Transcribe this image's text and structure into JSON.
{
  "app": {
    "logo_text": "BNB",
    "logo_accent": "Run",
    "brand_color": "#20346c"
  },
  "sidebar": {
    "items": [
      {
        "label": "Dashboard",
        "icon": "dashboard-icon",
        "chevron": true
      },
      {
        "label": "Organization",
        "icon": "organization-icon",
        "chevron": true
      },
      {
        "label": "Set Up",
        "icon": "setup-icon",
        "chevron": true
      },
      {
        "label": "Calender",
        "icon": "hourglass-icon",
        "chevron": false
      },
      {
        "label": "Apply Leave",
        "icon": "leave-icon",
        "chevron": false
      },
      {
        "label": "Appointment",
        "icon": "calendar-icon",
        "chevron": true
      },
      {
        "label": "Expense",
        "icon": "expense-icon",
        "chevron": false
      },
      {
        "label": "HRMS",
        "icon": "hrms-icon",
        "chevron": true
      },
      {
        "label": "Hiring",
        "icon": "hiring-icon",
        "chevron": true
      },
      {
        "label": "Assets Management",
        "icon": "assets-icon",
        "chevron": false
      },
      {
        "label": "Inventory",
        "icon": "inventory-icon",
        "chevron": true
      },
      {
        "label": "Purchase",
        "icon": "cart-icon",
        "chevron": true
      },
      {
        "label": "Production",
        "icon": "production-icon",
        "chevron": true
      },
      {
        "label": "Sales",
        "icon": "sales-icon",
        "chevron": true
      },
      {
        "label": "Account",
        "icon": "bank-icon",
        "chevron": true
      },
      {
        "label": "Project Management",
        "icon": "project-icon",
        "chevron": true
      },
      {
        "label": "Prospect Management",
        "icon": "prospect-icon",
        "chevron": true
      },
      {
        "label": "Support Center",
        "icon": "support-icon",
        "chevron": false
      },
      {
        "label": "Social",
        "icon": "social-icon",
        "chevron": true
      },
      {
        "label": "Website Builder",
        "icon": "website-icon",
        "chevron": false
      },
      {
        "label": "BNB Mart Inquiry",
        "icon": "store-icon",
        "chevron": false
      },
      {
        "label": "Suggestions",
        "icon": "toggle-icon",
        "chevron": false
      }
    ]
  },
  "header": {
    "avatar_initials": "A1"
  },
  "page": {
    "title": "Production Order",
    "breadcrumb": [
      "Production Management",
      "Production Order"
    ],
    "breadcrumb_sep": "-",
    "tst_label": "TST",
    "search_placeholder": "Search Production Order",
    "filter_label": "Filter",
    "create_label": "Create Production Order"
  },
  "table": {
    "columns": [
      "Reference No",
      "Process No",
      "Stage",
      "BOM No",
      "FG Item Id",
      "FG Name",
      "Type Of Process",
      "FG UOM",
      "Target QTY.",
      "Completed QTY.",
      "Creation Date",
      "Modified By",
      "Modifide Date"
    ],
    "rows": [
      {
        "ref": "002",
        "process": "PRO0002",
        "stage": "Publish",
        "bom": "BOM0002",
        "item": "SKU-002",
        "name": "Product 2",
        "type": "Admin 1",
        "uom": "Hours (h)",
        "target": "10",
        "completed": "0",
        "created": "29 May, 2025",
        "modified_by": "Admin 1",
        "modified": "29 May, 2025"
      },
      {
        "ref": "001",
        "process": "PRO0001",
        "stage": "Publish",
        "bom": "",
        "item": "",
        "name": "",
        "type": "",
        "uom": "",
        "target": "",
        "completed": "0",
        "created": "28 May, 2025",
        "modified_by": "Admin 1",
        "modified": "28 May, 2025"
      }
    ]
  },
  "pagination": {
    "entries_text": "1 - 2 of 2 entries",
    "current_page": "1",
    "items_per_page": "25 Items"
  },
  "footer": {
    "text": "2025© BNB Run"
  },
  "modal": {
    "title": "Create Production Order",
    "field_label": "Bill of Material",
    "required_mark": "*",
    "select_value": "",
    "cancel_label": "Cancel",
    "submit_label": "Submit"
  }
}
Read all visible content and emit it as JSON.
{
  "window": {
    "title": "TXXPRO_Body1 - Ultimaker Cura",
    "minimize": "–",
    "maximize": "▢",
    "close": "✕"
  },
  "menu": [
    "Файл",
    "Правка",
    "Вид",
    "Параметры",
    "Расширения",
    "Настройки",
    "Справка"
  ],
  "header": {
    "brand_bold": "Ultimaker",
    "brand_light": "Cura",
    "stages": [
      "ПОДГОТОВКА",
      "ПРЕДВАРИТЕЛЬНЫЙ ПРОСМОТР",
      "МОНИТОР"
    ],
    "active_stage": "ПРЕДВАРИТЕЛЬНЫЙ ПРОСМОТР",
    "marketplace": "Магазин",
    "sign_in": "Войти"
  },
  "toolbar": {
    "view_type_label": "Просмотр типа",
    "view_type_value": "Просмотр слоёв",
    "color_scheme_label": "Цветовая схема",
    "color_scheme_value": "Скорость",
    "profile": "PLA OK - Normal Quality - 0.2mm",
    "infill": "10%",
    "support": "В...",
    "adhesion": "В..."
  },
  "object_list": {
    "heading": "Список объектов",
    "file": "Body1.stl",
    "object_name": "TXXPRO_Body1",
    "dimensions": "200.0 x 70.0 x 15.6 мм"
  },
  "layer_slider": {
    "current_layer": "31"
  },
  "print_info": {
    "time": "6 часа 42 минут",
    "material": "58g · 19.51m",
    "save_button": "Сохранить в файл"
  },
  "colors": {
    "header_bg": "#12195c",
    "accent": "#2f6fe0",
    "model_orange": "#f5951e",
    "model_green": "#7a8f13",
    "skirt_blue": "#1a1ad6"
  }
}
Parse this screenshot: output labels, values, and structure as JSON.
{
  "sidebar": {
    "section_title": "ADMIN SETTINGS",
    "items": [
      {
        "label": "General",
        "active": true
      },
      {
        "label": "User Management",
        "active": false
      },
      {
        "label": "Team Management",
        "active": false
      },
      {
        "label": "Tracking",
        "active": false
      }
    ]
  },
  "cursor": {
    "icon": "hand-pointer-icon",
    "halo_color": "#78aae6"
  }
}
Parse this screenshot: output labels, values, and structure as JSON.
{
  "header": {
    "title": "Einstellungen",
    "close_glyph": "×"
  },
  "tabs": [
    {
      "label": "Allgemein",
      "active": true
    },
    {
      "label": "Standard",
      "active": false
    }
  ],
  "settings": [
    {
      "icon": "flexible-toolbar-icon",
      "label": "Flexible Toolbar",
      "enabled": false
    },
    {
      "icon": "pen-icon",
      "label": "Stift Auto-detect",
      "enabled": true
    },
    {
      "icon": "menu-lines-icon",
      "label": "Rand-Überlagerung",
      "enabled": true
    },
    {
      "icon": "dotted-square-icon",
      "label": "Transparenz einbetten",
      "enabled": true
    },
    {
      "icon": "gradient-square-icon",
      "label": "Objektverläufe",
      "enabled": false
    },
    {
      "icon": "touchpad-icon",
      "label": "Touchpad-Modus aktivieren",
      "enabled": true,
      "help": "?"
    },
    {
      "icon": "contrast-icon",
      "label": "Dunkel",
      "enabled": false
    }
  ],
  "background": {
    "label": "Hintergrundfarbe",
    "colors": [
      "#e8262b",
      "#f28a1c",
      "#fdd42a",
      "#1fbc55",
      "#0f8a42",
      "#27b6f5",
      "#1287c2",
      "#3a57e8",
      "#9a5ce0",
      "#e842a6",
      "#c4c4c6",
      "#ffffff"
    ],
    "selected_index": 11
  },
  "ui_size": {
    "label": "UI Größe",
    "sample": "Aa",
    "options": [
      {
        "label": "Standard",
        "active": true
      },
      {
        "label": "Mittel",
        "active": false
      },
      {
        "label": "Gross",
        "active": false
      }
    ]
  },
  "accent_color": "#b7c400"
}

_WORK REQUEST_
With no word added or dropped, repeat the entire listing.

_REPLY TO THE TASK_
Transcribe this image's text and structure into JSON.
{
  "app": {
    "logo_text": "BNB",
    "logo_accent": "Run",
    "brand_color": "#20346c"
  },
  "sidebar": {
    "items": [
      {
        "label": "Dashboard",
        "icon": "dashboard-icon",
        "chevron": true
      },
      {
        "label": "Organization",
        "icon": "organization-icon",
        "chevron": true
      },
      {
        "label": "Set Up",
        "icon": "setup-icon",
        "chevron": true
      },
      {
        "label": "Calender",
        "icon": "hourglass-icon",
        "chevron": false
      },
      {
        "label": "Apply Leave",
        "icon": "leave-icon",
        "chevron": false
      },
      {
        "label": "Appointment",
        "icon": "calendar-icon",
        "chevron": true
      },
      {
        "label": "Expense",
        "icon": "expense-icon",
        "chevron": false
      },
      {
        "label": "HRMS",
        "icon": "hrms-icon",
        "chevron": true
      },
      {
        "label": "Hiring",
        "icon": "hiring-icon",
        "chevron": true
      },
      {
        "label": "Assets Management",
        "icon": "assets-icon",
        "chevron": false
      },
      {
        "label": "Inventory",
        "icon": "inventory-icon",
        "chevron": true
      },
      {
        "label": "Purchase",
        "icon": "cart-icon",
        "chevron": true
      },
      {
        "label": "Production",
        "icon": "production-icon",
        "chevron": true
      },
      {
        "label": "Sales",
        "icon": "sales-icon",
        "chevron": true
      },
      {
        "label": "Account",
        "icon": "bank-icon",
        "chevron": true
      },
      {
        "label": "Project Management",
        "icon": "project-icon",
        "chevron": true
      },
      {
        "label": "Prospect Management",
        "icon": "prospect-icon",
        "chevron": true
      },
      {
        "label": "Support Center",
        "icon": "support-icon",
        "chevron": false
      },
      {
        "label": "Social",
        "icon": "social-icon",
        "chevron": true
      },
      {
        "label": "Website Builder",
        "icon": "website-icon",
        "chevron": false
      },
      {
        "label": "BNB Mart Inquiry",
        "icon": "store-icon",
        "chevron": false
      },
      {
        "label": "Suggestions",
        "icon": "toggle-icon",
        "chevron": false
      }
    ]
  },
  "header": {
    "avatar_initials": "A1"
  },
  "page": {
    "title": "Production Order",
    "breadcrumb": [
      "Production Management",
      "Production Order"
    ],
    "breadcrumb_sep": "-",
    "tst_label": "TST",
    "search_placeholder": "Search Production Order",
    "filter_label": "Filter",
    "create_label": "Create Production Order"
  },
  "table": {
    "columns": [
      "Reference No",
      "Process No",
      "Stage",
      "BOM No",
      "FG Item Id",
      "FG Name",
      "Type Of Process",
      "FG UOM",
      "Target QTY.",
      "Completed QTY.",
      "Creation Date",
      "Modified By",
      "Modifide Date"
    ],
    "rows": [
      {
        "ref": "002",
        "process": "PRO0002",
        "stage": "Publish",
        "bom": "BOM0002",
        "item": "SKU-002",
        "name": "Product 2",
        "type": "Admin 1",
        "uom": "Hours (h)",
        "target": "10",
        "completed": "0",
        "created": "29 May, 2025",
        "modified_by": "Admin 1",
        "modified": "29 May, 2025"
      },
      {
        "ref": "001",
        "process": "PRO0001",
        "stage": "Publish",
        "bom": "",
        "item": "",
        "name": "",
        "type": "",
        "uom": "",
        "target": "",
        "completed": "0",
        "created": "28 May, 2025",
        "modified_by": "Admin 1",
        "modified": "28 May, 2025"
      }
    ]
  },
  "pagination": {
    "entries_text": "1 - 2 of 2 entries",
    "current_page": "1",
    "items_per_page": "25 Items"
  },
  "footer": {
    "text": "2025© BNB Run"
  },
  "modal": {
    "title": "Create Production Order",
    "field_label": "Bill of Material",
    "required_mark": "*",
    "select_value": "",
    "cancel_label": "Cancel",
    "submit_label": "Submit"
  }
}
Read all visible content and emit it as JSON.
{
  "window": {
    "title": "TXXPRO_Body1 - Ultimaker Cura",
    "minimize": "–",
    "maximize": "▢",
    "close": "✕"
  },
  "menu": [
    "Файл",
    "Правка",
    "Вид",
    "Параметры",
    "Расширения",
    "Настройки",
    "Справка"
  ],
  "header": {
    "brand_bold": "Ultimaker",
    "brand_light": "Cura",
    "stages": [
      "ПОДГОТОВКА",
      "ПРЕДВАРИТЕЛЬНЫЙ ПРОСМОТР",
      "МОНИТОР"
    ],
    "active_stage": "ПРЕДВАРИТЕЛЬНЫЙ ПРОСМОТР",
    "marketplace": "Магазин",
    "sign_in": "Войти"
  },
  "toolbar": {
    "view_type_label": "Просмотр типа",
    "view_type_value": "Просмотр слоёв",
    "color_scheme_label": "Цветовая схема",
    "color_scheme_value": "Скорость",
    "profile": "PLA OK - Normal Quality - 0.2mm",
    "infill": "10%",
    "support": "В...",
    "adhesion": "В..."
  },
  "object_list": {
    "heading": "Список объектов",
    "file": "Body1.stl",
    "object_name": "TXXPRO_Body1",
    "dimensions": "200.0 x 70.0 x 15.6 мм"
  },
  "layer_slider": {
    "current_layer": "31"
  },
  "print_info": {
    "time": "6 часа 42 минут",
    "material": "58g · 19.51m",
    "save_button": "Сохранить в файл"
  },
  "colors": {
    "header_bg": "#12195c",
    "accent": "#2f6fe0",
    "model_orange": "#f5951e",
    "model_green": "#7a8f13",
    "skirt_blue": "#1a1ad6"
  }
}
Parse this screenshot: output labels, values, and structure as JSON.
{
  "sidebar": {
    "section_title": "ADMIN SETTINGS",
    "items": [
      {
        "label": "General",
        "active": true
      },
      {
        "label": "User Management",
        "active": false
      },
      {
        "label": "Team Management",
        "active": false
      },
      {
        "label": "Tracking",
        "active": false
      }
    ]
  },
  "cursor": {
    "icon": "hand-pointer-icon",
    "halo_color": "#78aae6"
  }
}
Parse this screenshot: output labels, values, and structure as JSON.
{
  "header": {
    "title": "Einstellungen",
    "close_glyph": "×"
  },
  "tabs": [
    {
      "label": "Allgemein",
      "active": true
    },
    {
      "label": "Standard",
      "active": false
    }
  ],
  "settings": [
    {
      "icon": "flexible-toolbar-icon",
      "label": "Flexible Toolbar",
      "enabled": false
    },
    {
      "icon": "pen-icon",
      "label": "Stift Auto-detect",
      "enabled": true
    },
    {
      "icon": "menu-lines-icon",
      "label": "Rand-Überlagerung",
      "enabled": true
    },
    {
      "icon": "dotted-square-icon",
      "label": "Transparenz einbetten",
      "enabled": true
    },
    {
      "icon": "gradient-square-icon",
      "label": "Objektverläufe",
      "enabled": false
    },
    {
      "icon": "touchpad-icon",
      "label": "Touchpad-Modus aktivieren",
      "enabled": true,
      "help": "?"
    },
    {
      "icon": "contrast-icon",
      "label": "Dunkel",
      "enabled": false
    }
  ],
  "background": {
    "label": "Hintergrundfarbe",
    "colors": [
      "#e8262b",
      "#f28a1c",
      "#fdd42a",
      "#1fbc55",
      "#0f8a42",
      "#27b6f5",
      "#1287c2",
      "#3a57e8",
      "#9a5ce0",
      "#e842a6",
      "#c4c4c6",
      "#ffffff"
    ],
    "selected_index": 11
  },
  "ui_size": {
    "label": "UI Größe",
    "sample": "Aa",
    "options": [
      {
        "label": "Standard",
        "active": true
      },
      {
        "label": "Mittel",
        "active": false
      },
      {
        "label": "Gross",
        "active": false
      }
    ]
  },
  "accent_color": "#b7c400"
}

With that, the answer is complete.